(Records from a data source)
☆ ☆ ☆ ☆ ☆

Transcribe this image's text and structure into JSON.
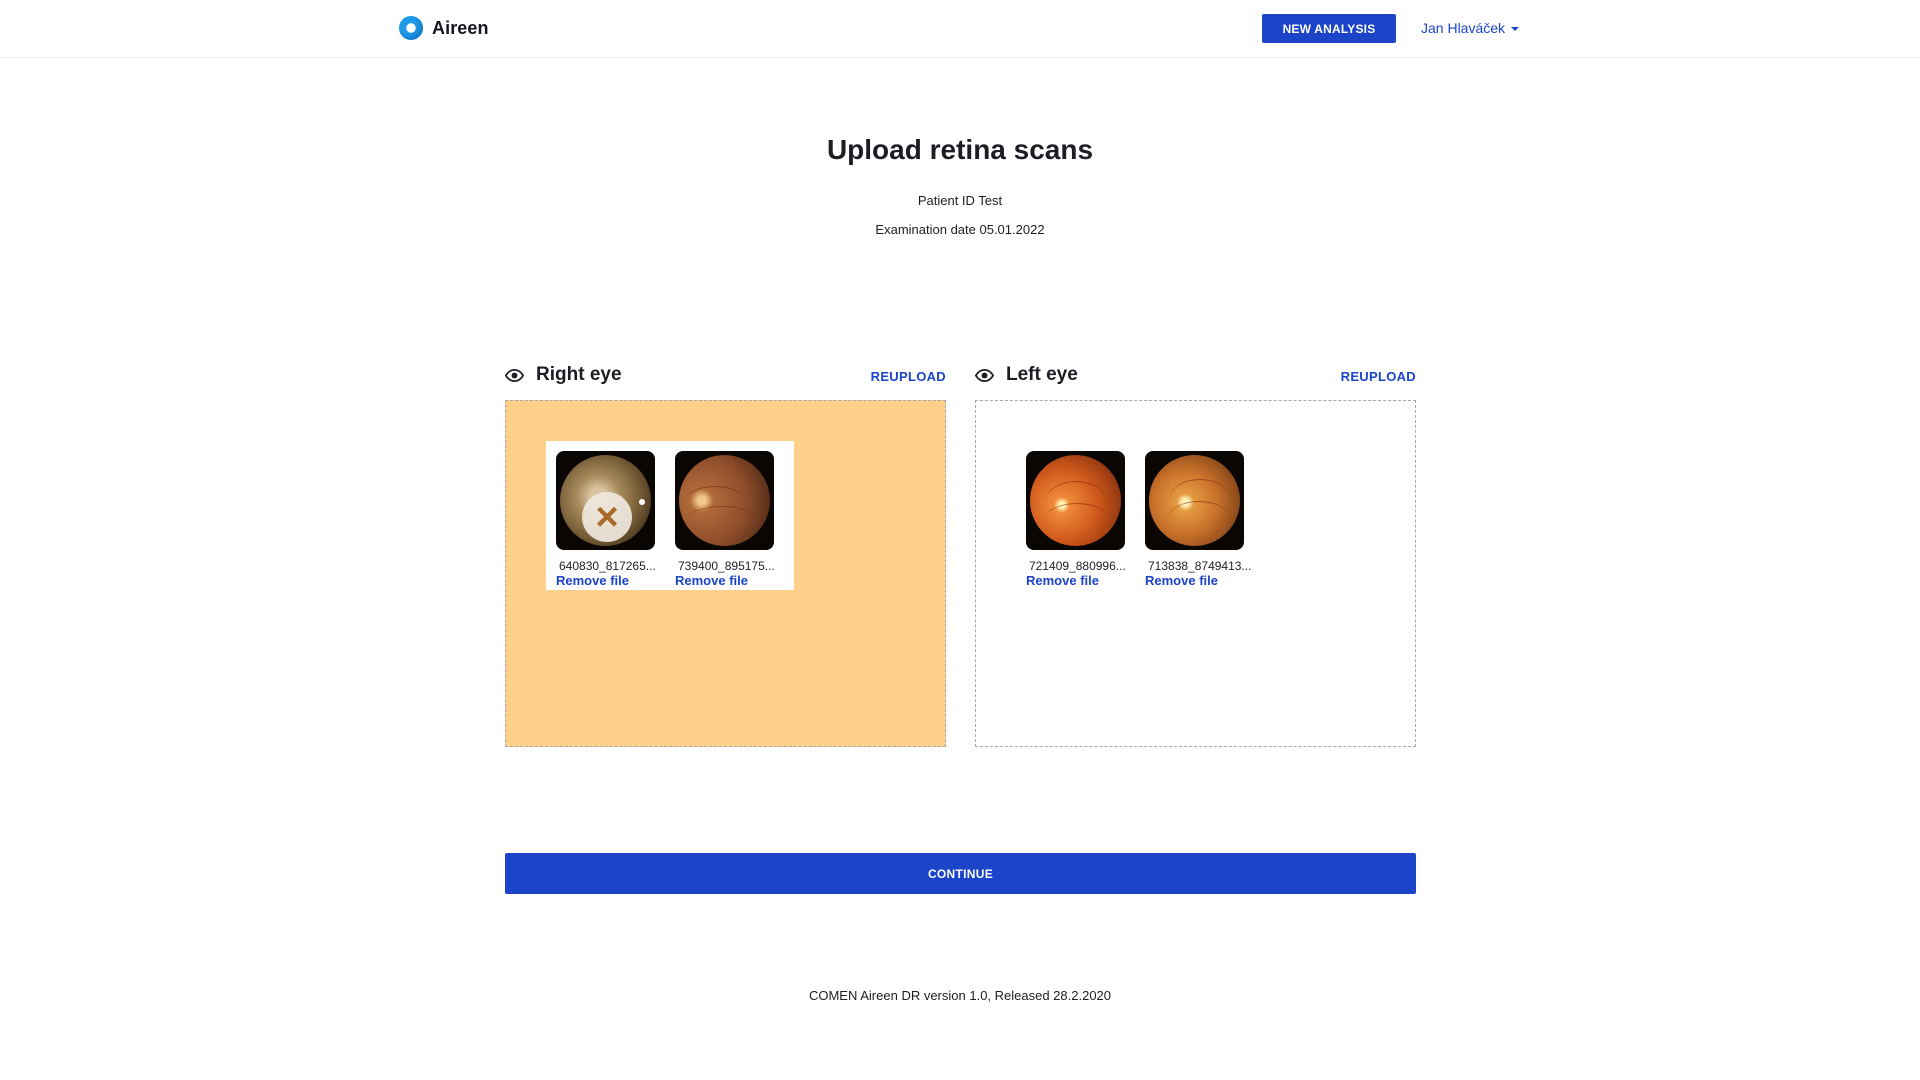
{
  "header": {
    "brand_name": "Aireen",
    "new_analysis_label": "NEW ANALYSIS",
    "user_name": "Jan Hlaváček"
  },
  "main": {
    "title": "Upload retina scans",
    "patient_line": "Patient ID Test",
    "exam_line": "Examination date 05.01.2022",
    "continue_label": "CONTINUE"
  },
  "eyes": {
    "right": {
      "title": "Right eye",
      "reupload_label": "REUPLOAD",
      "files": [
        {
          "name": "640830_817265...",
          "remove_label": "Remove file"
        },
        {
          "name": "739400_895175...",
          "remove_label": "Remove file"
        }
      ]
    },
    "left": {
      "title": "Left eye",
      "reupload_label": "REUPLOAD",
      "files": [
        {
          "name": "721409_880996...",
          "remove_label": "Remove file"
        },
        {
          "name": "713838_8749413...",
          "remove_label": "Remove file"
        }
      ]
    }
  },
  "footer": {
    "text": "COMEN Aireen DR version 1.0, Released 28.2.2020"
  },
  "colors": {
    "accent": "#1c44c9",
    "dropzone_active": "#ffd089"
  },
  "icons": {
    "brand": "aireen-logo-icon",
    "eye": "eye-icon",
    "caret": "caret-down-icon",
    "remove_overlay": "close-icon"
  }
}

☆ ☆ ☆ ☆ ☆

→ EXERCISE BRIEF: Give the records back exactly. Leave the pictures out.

→ ANSWER AREA:
Transcribe this image's text and structure into JSON.
{
  "header": {
    "brand_name": "Aireen",
    "new_analysis_label": "NEW ANALYSIS",
    "user_name": "Jan Hlaváček"
  },
  "main": {
    "title": "Upload retina scans",
    "patient_line": "Patient ID Test",
    "exam_line": "Examination date 05.01.2022",
    "continue_label": "CONTINUE"
  },
  "eyes": {
    "right": {
      "title": "Right eye",
      "reupload_label": "REUPLOAD",
      "files": [
        {
          "name": "640830_817265...",
          "remove_label": "Remove file"
        },
        {
          "name": "739400_895175...",
          "remove_label": "Remove file"
        }
      ]
    },
    "left": {
      "title": "Left eye",
      "reupload_label": "REUPLOAD",
      "files": [
        {
          "name": "721409_880996...",
          "remove_label": "Remove file"
        },
        {
          "name": "713838_8749413...",
          "remove_label": "Remove file"
        }
      ]
    }
  },
  "footer": {
    "text": "COMEN Aireen DR version 1.0, Released 28.2.2020"
  },
  "colors": {
    "accent": "#1c44c9",
    "dropzone_active": "#ffd089"
  },
  "icons": {
    "brand": "aireen-logo-icon",
    "eye": "eye-icon",
    "caret": "caret-down-icon",
    "remove_overlay": "close-icon"
  }
}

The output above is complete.